TASK DESCRIPTION —
Your answer must contain each line of the listing in which "sure" appears, copied in full.

RECORDS FOR THIS TASK —
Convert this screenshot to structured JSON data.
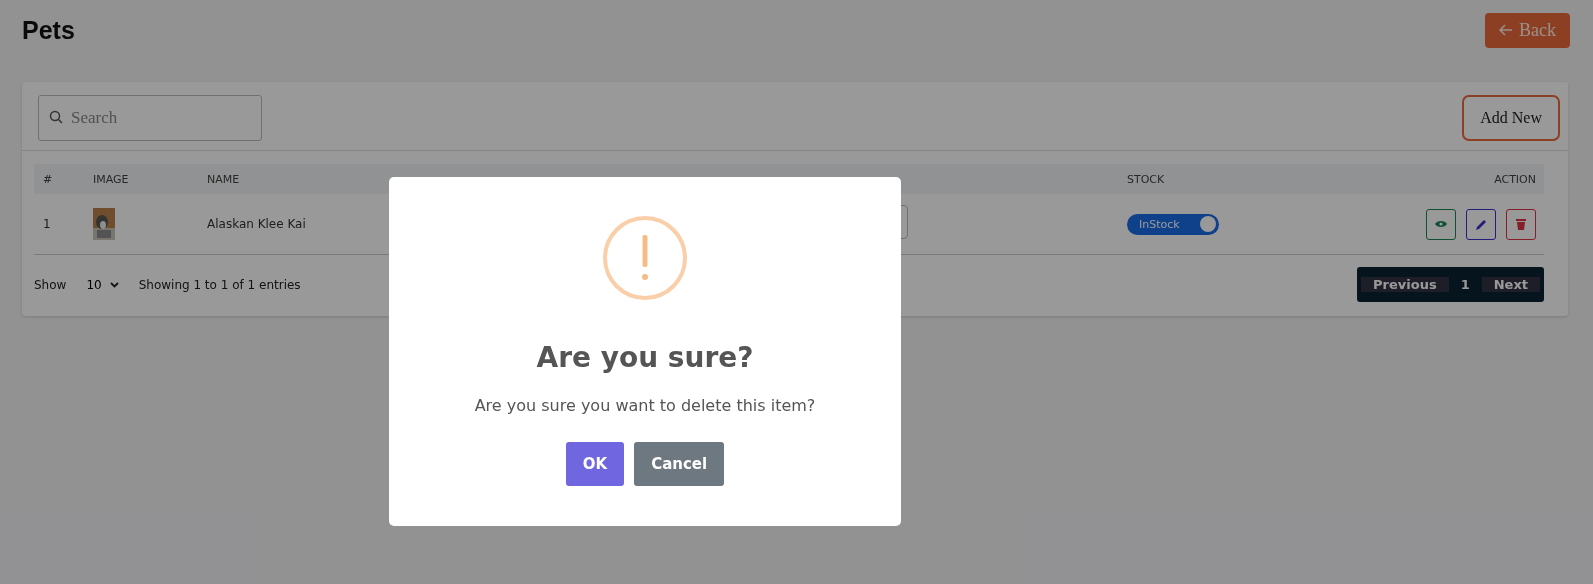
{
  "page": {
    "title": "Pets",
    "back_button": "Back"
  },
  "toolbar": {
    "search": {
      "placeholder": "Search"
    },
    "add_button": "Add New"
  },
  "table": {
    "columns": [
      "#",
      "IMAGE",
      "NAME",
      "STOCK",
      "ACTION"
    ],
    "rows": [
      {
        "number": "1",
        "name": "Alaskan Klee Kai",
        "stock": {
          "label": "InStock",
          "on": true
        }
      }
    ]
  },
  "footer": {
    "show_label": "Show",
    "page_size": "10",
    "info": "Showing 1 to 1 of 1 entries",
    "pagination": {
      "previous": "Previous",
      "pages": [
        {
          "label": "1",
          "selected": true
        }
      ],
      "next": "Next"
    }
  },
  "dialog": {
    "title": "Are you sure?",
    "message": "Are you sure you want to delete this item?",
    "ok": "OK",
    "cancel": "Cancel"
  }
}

RESULT OF THE TASK —
    "title": "Are you sure?",
    "message": "Are you sure you want to delete this item?",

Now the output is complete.